If you’ve taken a taxi before then you are in good shape. There aren’t really any curve balls that will be thrown at you unless you take a city-based taxi from O’Hare airport and they drive you to a suburb – then you will be charged time and half. Please find below the rate schedule for taxis in Chicago as of January 1, 2016.
- $3.25 base fare
- $2.25 each additional mile
- $.20 for every 36 seconds time elapsed
- $1.00 first additional passenger
- $.50 each additional passenger after the first additional passenger
- $50.00 vomit cleanup fee
- $4.00 Illinois airport departure tax
Technology companies such as Uber & Lyft are taking the country by storm offering customers the ability to quickly schedule a car to pick them up and take them to their destination within minutes from their smartphones – and most of the time it’s cheaper than a cab. Our two favorites are Uber & Lyft.
Both Uber & Lyft work in the same way. You download the app, setup an account, add your credit card information and start booking your rides. It really is so easy. Once you try out one of the companies it will be hard to go back to the traditional hailing a cab – especially in bad weather. Some other aspects of this type of ride that we love is not having to exchange cash or even get your wallet out. The transaction is all handled through the app with the credit card information you provided and saved to your profile. The drivers are rated by users (on a scale from 1-5). If drivers are poorly rated they risk having their driving privileges suspended (i.e. – can no longer make money). Drivers are therefore have an incentive to provide great service and get great reviews.
If you haven’t tried Uber or Lyft we have a special new customer promotion for you. You can get your first Uber ride for free (up to $15) and you can get $50 in Lyft ride credits (5 separate $10 credits) by signing up and using their apps today. New customers only.
Driving & Parking
We’re not sure where to start with this one. Driving in any city, including Chicago, can be a pain in the butt. Traffic into and out of the city, especially in the rush hour morning and evening, can drive just about anyone crazy. If you have (or want) to drive we recommend downloading either Google Maps or Waze. These two transit apps will ensure that your drive will be as fast as it possibly can be.
Parking is an entirely separate can of worms. So you made it to downtown Chicago and you still are sane? Great, but now you much find where to park. Chicago is not making it easy on your either. We have free parking on the streets, we have paid parking on the streets and we have permit-only parking on the streets – so make sure you are paying attention!
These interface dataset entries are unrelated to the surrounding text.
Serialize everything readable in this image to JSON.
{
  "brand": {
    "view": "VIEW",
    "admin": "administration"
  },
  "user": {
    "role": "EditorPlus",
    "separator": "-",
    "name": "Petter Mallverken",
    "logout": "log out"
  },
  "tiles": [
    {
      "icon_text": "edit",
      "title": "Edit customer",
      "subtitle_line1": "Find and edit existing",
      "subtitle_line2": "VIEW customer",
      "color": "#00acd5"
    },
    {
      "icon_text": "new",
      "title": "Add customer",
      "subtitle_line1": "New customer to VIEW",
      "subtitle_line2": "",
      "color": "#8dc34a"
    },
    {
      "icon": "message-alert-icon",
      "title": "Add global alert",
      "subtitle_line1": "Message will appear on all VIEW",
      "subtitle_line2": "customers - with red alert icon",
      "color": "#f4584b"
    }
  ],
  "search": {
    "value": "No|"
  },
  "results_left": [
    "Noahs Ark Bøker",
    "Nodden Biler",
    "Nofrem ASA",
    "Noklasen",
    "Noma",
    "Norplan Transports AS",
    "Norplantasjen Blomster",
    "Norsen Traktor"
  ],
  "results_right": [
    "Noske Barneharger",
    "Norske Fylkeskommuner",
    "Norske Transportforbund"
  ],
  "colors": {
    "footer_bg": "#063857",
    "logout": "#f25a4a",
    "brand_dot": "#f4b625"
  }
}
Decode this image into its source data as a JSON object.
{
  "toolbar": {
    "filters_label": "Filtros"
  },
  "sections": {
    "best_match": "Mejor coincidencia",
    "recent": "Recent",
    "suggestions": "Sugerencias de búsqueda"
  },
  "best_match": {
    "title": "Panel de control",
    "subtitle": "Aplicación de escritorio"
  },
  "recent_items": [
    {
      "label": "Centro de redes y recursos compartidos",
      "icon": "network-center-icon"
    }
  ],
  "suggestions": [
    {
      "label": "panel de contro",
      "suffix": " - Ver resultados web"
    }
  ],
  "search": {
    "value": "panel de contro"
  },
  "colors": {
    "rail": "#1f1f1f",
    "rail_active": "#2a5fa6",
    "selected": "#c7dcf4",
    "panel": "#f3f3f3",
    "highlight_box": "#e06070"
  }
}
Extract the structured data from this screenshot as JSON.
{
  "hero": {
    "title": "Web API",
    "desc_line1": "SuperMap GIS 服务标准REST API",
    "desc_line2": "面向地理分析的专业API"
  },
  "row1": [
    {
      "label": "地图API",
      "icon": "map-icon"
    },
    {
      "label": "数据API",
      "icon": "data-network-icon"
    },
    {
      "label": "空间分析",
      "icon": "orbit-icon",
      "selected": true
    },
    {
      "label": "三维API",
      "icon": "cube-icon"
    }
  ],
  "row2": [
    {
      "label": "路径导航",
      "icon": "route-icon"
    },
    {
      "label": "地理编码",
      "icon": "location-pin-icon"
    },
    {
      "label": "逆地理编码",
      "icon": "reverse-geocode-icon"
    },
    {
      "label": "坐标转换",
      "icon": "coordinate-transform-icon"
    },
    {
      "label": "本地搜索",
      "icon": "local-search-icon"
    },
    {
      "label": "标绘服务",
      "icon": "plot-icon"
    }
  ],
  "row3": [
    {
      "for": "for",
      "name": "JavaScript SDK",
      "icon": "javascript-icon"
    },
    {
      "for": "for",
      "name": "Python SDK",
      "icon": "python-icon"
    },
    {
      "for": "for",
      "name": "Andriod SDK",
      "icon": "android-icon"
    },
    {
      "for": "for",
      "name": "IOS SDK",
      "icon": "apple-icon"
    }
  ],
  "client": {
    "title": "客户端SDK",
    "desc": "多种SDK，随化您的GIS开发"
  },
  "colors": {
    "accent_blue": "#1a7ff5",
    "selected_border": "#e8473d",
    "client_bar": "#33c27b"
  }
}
For those of you that are less adventurous and want to be sure you’re in a proper parking spot we have some good news. Once again technology comes to the rescue with a couple of apps helping you find the closest and cheapest parking available in the city.
- Parking Panda will help you locate a parking spot by providing an address, city, neighborhood or zip code. They bill themselves as the #1 Parking App.
- SpotHero operates in the same fashion priding itself on how quickly you can find, secure and pay for parking on their app.
Chicago by Boat
That’s right, boats. Chicago Water Taxi operates between a few popular locations along the famous Chicago River in the heart of downtown Chicago. Chicago Water Taxi Day Passes ($8 on weekdays, $10 on weekend), 10 ride passes ($17.50 weekday, $30 weekend) and a monthly pass for $60.
*Chicago Transit Authority, Spring 2016